At a recent Australian reunion, I enquired about the CSM and it seems he got into some serious trouble that put paid to his career. That brought a smile to my face. It was the only bit of ill feeling that I ever felt during my time as an FO with 3RAR, which was the best battalion that I served in support of during two tours.

Over the days following, patrols got smaller with eventually platoon patrols occurring as the area became totally dominated. While that was a relief for the company commander, I was still going out most days with my FO Party as we had no Technical Assistants who would have been capable of calling in fire support if it was needed.

Over this same period the road/track into Balmoral was upgraded by the engineers and regular truck resupply started. The process of improving weapon pits and field defences was continuous and some took great pride on how developed their own weapon pit had become.

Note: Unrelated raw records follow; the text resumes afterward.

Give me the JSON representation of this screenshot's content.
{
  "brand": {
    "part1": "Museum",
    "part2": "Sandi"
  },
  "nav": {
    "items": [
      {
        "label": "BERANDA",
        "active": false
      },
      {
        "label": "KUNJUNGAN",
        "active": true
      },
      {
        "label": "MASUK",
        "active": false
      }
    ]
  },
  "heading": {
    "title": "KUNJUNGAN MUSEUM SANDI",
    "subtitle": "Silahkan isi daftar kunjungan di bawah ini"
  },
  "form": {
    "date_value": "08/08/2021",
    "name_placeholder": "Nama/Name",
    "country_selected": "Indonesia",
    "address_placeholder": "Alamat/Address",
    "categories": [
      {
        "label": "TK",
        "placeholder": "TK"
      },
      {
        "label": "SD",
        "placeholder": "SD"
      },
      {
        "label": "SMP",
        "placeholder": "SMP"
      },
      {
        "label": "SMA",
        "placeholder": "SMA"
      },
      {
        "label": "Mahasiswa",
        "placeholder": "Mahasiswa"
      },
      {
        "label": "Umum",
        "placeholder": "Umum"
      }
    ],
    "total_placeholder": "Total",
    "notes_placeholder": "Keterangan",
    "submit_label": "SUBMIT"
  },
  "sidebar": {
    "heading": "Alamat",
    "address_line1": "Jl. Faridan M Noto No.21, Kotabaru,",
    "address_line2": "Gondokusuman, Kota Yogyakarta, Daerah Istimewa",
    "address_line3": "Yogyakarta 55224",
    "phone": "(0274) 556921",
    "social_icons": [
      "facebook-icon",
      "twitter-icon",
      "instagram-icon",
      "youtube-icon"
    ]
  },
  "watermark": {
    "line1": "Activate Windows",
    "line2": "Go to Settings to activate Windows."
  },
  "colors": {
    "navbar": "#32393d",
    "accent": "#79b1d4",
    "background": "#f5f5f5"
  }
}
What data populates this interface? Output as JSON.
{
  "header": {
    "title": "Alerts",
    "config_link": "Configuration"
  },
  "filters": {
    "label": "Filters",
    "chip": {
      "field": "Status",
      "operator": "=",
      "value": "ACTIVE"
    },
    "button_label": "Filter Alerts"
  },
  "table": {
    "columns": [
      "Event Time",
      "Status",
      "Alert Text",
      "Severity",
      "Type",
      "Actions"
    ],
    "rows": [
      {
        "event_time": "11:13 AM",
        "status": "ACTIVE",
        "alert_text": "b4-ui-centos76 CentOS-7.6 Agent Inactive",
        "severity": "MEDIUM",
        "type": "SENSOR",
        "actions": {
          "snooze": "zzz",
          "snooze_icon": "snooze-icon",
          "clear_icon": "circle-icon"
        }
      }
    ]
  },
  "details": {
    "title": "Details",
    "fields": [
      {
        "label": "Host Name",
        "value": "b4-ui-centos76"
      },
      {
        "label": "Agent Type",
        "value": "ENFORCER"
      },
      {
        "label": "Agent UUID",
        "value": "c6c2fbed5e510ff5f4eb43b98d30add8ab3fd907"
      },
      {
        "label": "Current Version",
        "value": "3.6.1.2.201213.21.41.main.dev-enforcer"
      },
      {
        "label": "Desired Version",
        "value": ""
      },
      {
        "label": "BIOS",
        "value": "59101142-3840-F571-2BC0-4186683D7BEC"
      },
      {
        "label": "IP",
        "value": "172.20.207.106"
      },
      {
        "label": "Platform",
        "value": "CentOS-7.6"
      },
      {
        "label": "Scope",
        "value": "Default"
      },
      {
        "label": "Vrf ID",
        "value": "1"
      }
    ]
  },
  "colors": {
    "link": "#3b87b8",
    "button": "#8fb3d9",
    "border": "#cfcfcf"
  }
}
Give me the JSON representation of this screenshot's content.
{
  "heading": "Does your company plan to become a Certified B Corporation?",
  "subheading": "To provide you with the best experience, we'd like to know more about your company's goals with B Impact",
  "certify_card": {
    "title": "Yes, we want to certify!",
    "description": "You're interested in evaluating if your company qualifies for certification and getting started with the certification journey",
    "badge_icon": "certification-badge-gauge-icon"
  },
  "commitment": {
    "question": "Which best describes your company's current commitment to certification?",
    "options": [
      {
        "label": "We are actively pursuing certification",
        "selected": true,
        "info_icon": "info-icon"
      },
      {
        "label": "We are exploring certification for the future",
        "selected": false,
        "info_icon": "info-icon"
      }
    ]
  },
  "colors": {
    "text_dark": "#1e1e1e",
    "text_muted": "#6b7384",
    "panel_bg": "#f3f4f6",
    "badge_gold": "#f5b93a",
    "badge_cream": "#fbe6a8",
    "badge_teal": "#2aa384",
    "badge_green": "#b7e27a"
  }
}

I often thought over the years of Colonel Malone's words written while at Gallipoli, that defence is as much about house keeping as it is about fields of fire.

General Westmoreland visits

Balmoral received a visit by General Westmoreland. He walked round the main areas of the defence and from the little I saw of him, seemed quite knowledgeable about what had happened. He was accompanied by an Australian General from Saigon.

My memory was that the contrast between the two Generals was stark. Westmoreland the older of the two, appeared fit, in good shape with well fitting combat fatigues with a minimum of display on them. The Australian General looked out of sorts. Not at all in good shape. He appeared more like a basic recruit wearing his combat fatigues and boots for the first time. Made worse with medal ribbons and red gorget patches that all seemed out of place in the field on Ops.

On the 3rd of June we were warned that we were pulling out on the 5th. The process of dismantling the defensive position started. All sandbags got slashed so that they could not be used again. Galvanised sheeting that had been used for bunkers and fighting trenches was recovered, as were a lot of the wire and iron star pickets. All was shipped out by truck. The problem is all the defence cannot be destroyed until the day you leave which was the 5th. Some of it inevitably got buried just before we left.

B Coy was tasked with providing the last security and was lifted out by a flight of choppers. I went with the final platoon. As we lifted off, the side door machine gunners started firing. Once again I had that ambush feeling. On asking who was firing at us? It turned out that in the helicopter world, a hot extraction gets entered in the log. It does not mean anyone has to be firing at you, only the helicopter firing back. While I have the greatest respect for those guys that use to fly us, I wish life was that easy. Ho hum.

Reference: 

Neil Bradley

How to cite this page: 'Battles of Coral and Balmoral Part 4: The Aftermath ', URL: http://www.vietnamwar.govt.nz/memory/battles-coral-and-balmoral-part-4, (Ministry for Culture and Heritage), updated 29-Apr-2011